→ **Exercise prompt**
Would you work out how many of the lines below hold "image" and reply with nothing but the number?

→ **Records from a collection**
-------------------------

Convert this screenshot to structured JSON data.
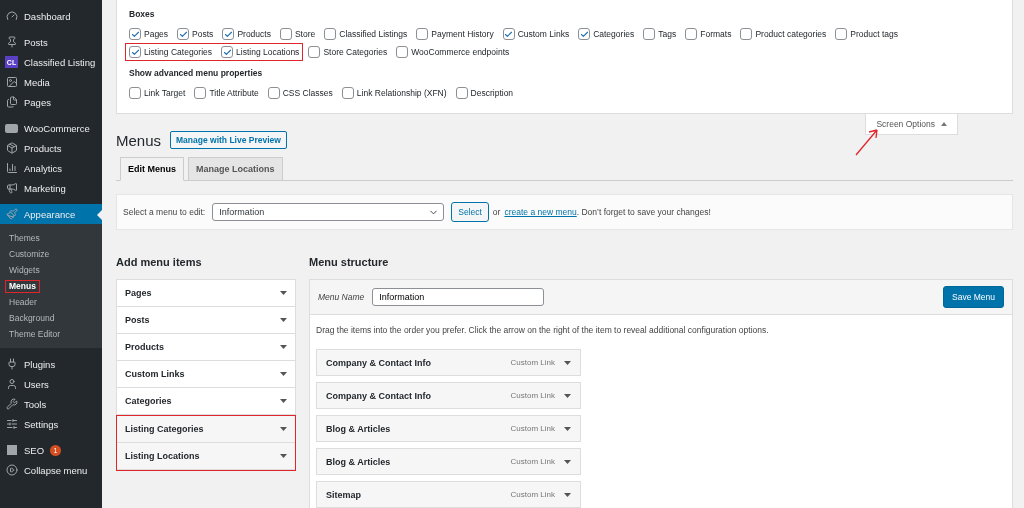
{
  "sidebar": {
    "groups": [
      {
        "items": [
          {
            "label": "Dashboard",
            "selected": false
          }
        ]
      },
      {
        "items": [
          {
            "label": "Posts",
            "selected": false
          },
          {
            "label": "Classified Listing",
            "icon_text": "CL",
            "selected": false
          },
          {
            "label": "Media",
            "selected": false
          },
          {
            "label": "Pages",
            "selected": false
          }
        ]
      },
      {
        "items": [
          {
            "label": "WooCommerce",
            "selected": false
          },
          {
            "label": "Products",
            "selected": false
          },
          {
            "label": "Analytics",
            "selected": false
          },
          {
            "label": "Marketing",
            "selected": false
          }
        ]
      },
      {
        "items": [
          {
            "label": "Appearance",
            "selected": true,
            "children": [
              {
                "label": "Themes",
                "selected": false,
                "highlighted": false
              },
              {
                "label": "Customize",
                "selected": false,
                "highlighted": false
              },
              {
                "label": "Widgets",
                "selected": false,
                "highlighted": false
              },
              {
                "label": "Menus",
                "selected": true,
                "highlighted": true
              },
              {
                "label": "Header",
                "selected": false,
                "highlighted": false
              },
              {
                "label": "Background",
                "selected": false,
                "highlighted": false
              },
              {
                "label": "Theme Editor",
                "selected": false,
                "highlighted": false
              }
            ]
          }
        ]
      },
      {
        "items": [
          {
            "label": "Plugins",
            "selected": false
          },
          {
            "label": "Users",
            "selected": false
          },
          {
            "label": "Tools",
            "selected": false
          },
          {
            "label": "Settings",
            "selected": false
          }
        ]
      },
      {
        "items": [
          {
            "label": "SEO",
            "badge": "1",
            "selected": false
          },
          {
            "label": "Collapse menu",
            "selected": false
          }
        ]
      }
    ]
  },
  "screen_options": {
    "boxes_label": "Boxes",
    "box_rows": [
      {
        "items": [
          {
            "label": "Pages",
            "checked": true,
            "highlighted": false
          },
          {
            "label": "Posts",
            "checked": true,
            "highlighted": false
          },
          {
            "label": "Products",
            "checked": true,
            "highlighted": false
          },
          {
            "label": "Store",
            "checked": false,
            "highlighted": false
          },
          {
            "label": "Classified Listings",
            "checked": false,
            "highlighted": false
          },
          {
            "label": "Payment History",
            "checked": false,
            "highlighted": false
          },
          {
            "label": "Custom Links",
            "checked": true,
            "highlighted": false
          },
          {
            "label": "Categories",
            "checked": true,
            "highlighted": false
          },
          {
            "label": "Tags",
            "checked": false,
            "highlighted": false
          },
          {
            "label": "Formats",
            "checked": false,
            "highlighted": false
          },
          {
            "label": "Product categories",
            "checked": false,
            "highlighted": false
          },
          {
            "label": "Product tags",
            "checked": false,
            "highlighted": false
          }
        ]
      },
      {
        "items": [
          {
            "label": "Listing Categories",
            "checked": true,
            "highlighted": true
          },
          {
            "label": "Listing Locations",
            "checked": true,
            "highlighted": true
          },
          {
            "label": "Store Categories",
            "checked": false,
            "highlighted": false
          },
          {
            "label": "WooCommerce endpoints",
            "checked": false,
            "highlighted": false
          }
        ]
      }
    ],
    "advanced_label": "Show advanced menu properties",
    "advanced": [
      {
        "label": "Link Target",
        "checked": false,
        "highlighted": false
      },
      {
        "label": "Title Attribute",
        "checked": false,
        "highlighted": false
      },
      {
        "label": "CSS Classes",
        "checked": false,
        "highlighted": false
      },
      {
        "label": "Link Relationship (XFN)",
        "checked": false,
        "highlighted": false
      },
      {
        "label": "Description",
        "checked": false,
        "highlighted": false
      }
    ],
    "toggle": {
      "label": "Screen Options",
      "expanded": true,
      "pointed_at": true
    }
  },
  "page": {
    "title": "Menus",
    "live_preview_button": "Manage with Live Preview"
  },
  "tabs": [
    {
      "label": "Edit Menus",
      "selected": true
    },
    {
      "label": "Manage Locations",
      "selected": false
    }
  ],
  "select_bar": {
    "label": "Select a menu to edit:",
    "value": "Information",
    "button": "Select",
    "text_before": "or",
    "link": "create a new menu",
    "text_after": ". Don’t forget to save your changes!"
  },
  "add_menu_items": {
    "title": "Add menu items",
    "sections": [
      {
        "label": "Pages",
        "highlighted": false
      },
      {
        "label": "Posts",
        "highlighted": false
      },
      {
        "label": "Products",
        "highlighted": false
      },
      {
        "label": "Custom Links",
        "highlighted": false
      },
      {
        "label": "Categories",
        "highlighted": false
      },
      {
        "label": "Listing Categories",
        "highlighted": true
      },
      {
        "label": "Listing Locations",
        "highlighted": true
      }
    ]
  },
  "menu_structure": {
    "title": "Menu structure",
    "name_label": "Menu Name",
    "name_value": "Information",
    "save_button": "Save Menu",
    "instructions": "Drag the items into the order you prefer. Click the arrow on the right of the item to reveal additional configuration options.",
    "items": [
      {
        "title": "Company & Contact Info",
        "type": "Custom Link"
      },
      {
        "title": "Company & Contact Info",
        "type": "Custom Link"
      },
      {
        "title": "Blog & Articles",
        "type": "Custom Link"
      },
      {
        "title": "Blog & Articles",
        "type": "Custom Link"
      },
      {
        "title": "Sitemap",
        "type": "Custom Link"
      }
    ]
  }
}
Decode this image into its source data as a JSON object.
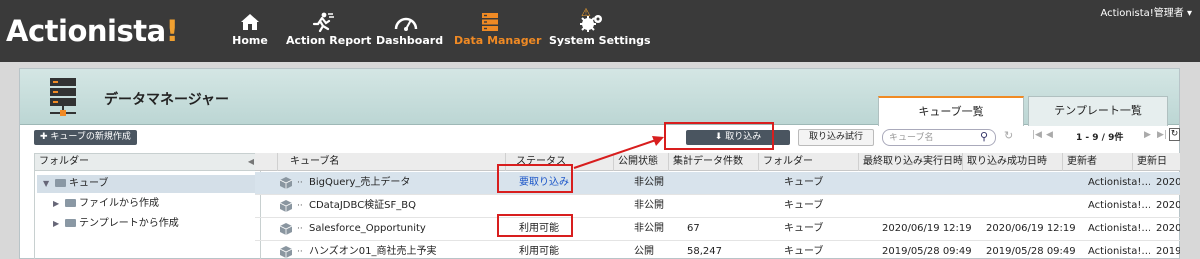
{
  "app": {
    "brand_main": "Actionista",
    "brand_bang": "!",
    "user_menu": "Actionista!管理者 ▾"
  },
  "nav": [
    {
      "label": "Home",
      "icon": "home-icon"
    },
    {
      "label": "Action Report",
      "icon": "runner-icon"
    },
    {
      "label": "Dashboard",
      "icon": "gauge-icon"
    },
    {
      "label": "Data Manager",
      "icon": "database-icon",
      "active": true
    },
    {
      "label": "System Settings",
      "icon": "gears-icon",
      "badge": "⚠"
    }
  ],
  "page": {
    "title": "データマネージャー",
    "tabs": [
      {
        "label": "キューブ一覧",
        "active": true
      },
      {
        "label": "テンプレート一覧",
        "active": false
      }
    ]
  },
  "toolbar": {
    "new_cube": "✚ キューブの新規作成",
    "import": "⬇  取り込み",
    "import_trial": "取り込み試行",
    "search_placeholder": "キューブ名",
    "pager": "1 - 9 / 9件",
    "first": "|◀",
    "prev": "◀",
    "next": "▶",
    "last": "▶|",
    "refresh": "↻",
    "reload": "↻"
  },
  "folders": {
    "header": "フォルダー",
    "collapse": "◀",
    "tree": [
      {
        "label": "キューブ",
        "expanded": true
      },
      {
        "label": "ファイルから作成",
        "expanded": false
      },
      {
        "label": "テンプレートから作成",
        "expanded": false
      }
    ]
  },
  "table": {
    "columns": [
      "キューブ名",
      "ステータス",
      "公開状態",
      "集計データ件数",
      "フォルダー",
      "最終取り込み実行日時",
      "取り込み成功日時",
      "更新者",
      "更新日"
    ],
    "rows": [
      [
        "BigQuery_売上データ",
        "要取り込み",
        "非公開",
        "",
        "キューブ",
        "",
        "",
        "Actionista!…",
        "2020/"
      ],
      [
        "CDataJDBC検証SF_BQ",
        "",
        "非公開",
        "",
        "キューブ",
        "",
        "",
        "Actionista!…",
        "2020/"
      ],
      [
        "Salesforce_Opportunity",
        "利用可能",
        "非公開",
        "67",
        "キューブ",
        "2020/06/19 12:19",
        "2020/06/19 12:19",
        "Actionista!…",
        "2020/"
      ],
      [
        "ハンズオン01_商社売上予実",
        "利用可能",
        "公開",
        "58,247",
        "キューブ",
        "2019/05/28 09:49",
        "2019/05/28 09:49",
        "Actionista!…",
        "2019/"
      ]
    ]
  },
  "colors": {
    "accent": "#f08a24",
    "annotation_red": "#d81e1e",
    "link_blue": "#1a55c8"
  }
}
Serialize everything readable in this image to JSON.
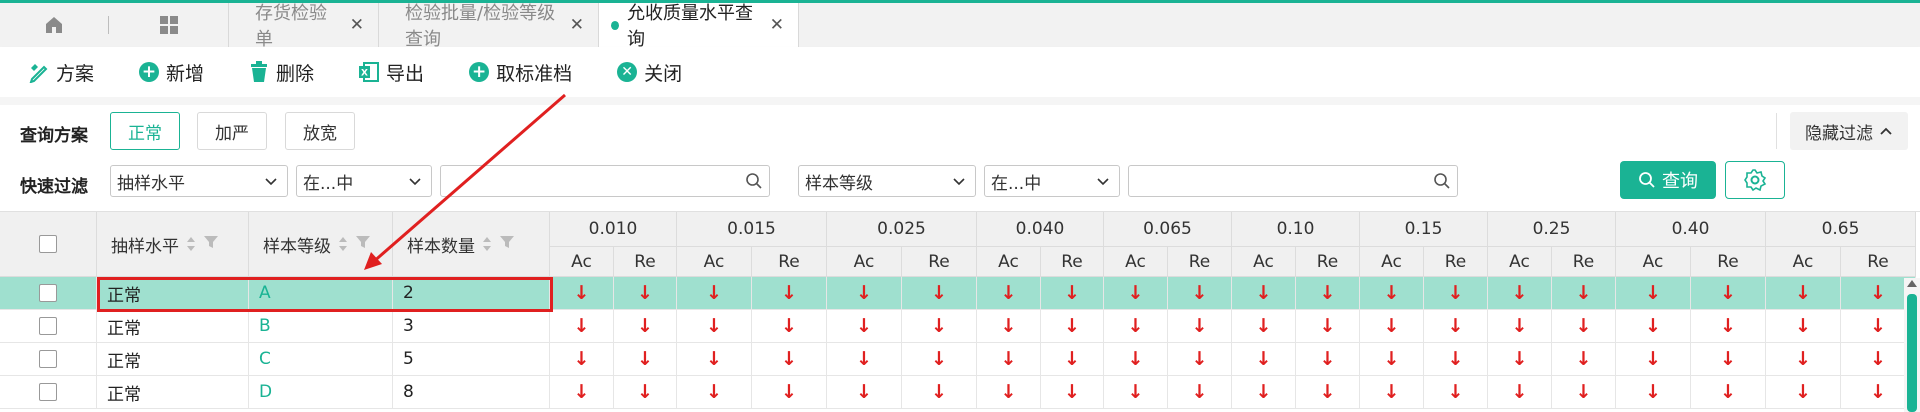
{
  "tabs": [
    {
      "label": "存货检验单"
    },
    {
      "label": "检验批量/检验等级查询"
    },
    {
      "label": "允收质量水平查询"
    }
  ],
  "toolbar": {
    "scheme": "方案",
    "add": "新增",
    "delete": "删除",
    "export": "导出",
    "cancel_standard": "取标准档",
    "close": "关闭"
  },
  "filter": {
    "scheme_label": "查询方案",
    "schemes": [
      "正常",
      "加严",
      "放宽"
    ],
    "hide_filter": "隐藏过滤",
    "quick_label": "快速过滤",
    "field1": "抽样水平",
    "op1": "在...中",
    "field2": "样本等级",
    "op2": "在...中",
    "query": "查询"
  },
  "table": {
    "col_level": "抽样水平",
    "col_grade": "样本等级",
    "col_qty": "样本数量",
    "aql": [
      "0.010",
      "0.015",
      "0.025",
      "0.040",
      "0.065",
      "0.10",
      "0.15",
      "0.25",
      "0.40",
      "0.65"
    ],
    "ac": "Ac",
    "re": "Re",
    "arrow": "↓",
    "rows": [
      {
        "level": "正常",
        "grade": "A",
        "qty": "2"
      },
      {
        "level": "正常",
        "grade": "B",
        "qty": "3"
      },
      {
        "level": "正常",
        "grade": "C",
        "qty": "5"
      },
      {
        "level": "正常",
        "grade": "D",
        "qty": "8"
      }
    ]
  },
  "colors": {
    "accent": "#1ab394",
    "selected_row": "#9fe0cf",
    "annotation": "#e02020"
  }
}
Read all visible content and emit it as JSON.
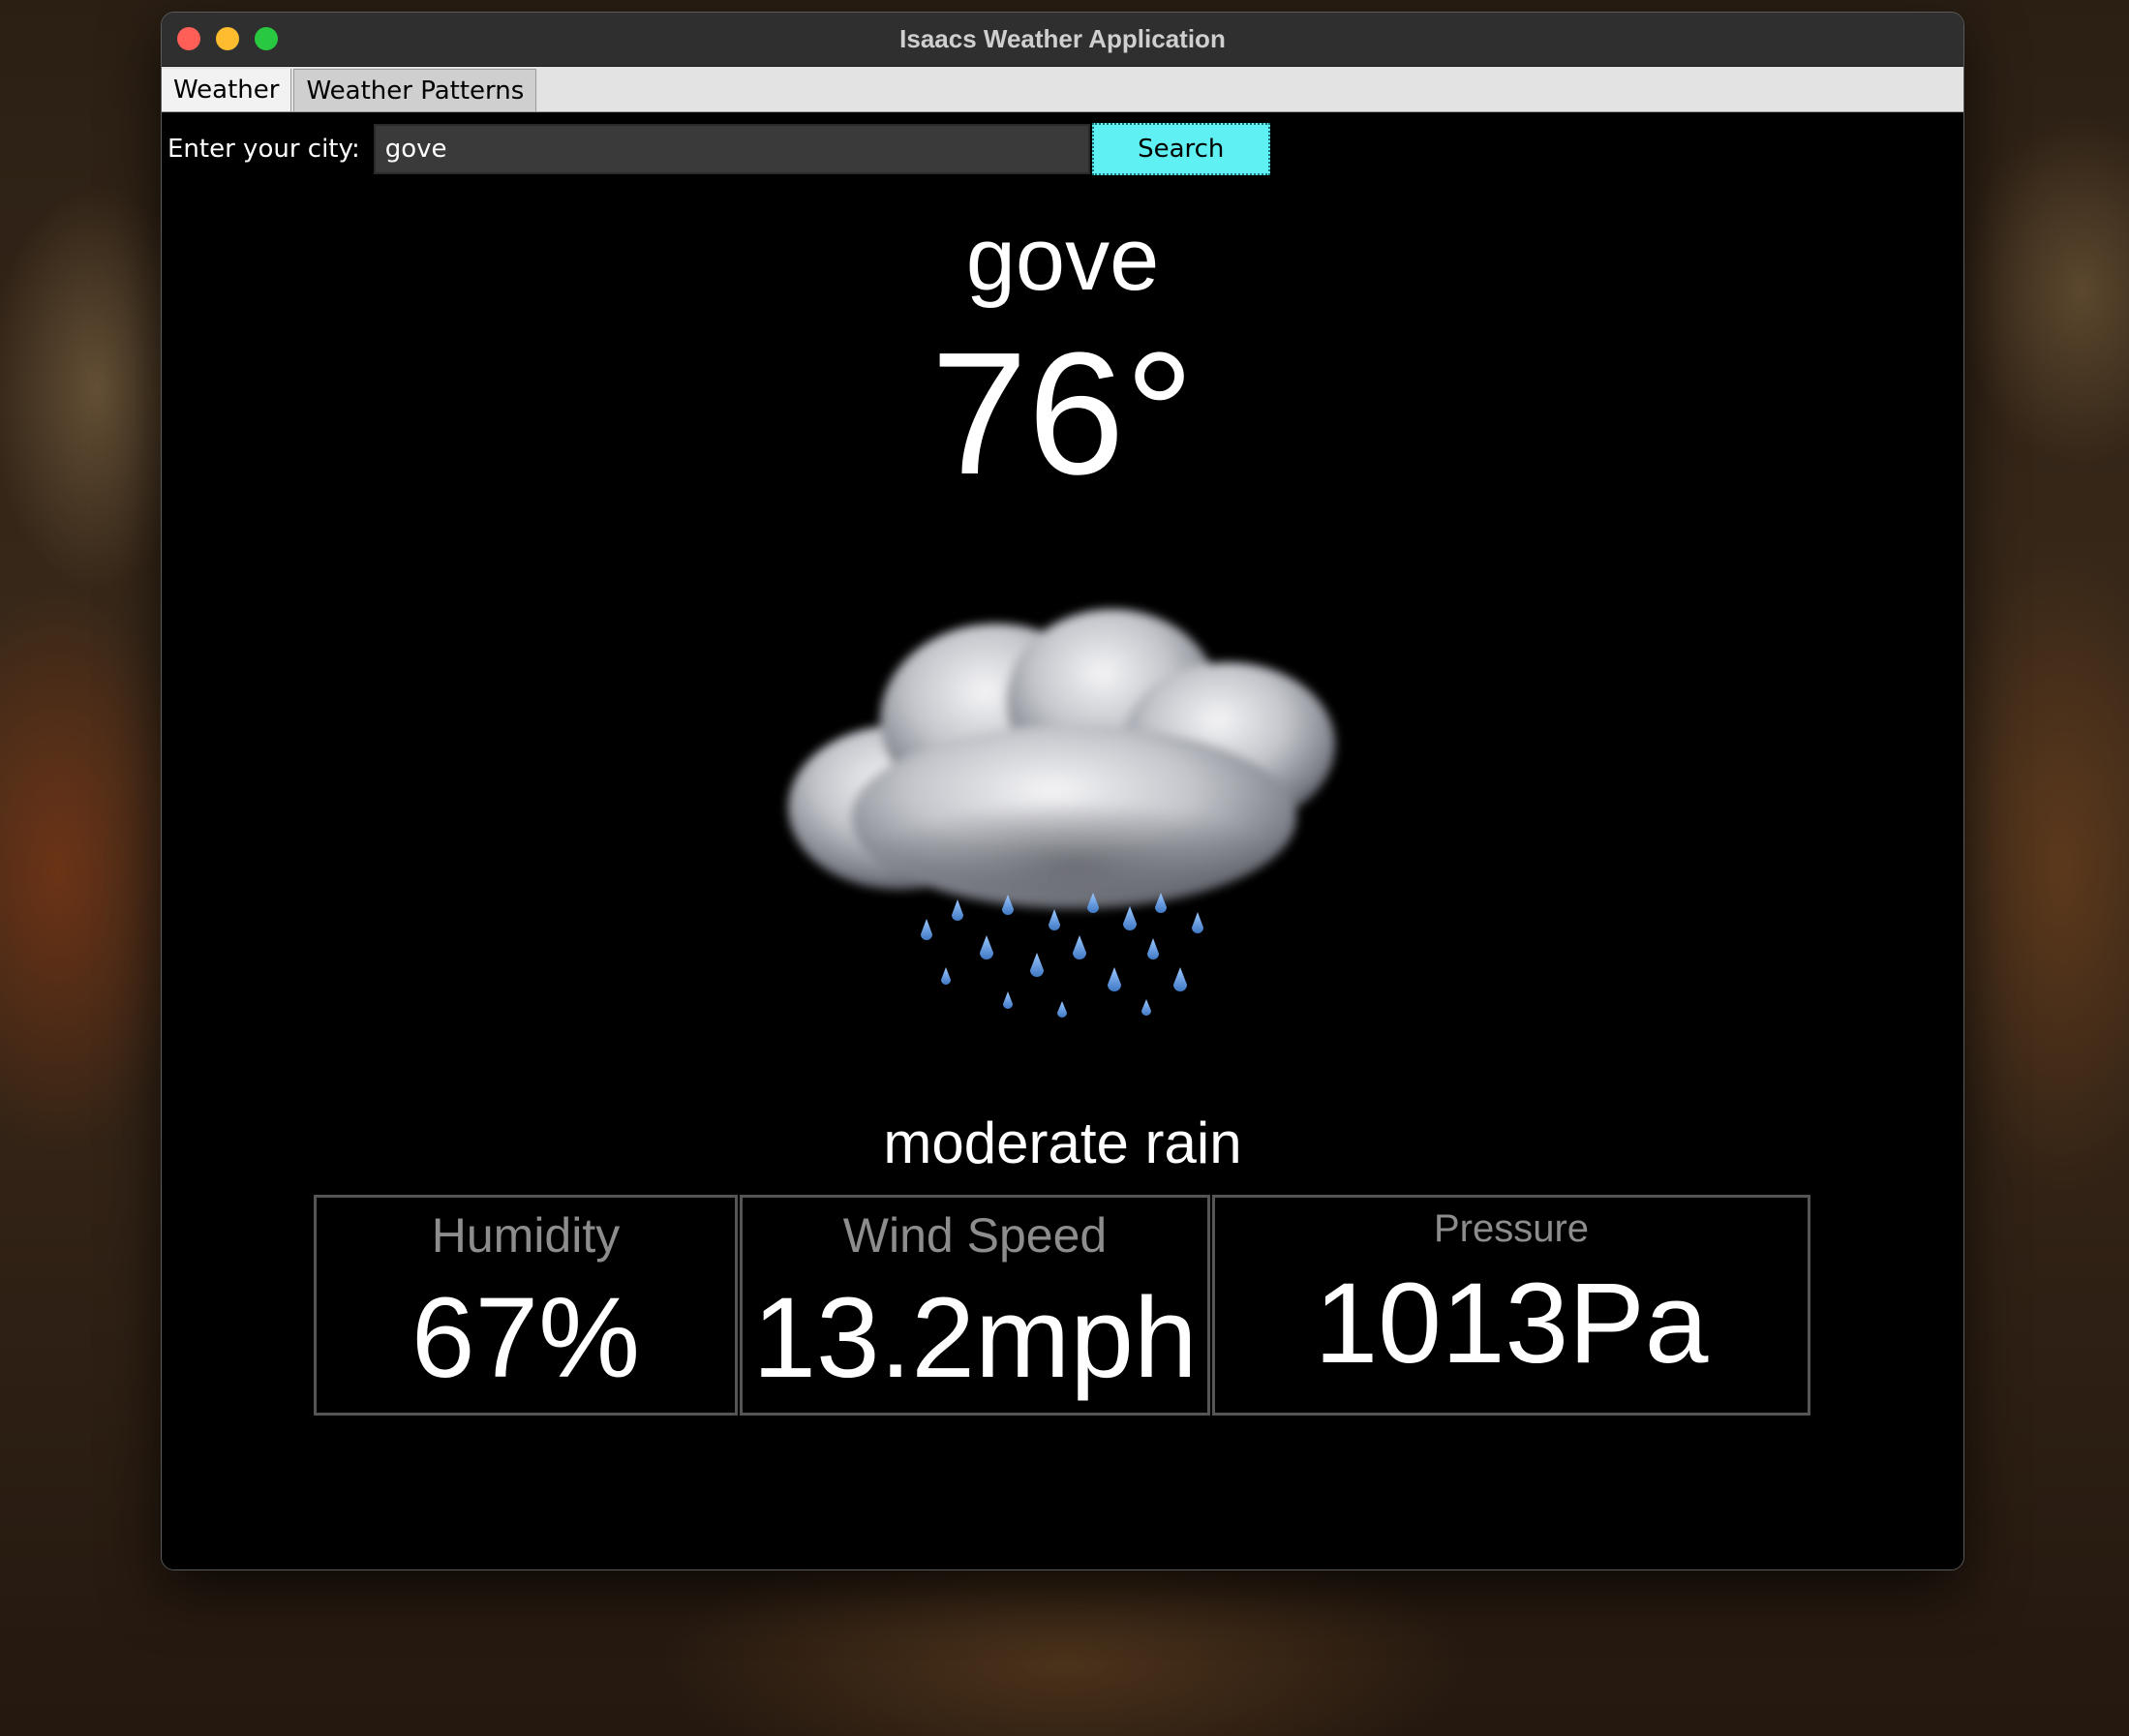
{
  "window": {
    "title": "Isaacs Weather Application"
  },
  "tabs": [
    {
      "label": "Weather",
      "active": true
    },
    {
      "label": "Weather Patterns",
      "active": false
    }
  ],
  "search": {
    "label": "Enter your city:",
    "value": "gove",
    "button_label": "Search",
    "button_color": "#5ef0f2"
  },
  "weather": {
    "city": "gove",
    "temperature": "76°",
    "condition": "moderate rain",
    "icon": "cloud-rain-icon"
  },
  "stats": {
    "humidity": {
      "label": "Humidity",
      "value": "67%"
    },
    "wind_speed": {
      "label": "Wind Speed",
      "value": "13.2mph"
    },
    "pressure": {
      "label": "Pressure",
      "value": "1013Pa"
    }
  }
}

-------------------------

→ **Solution to the problem**
2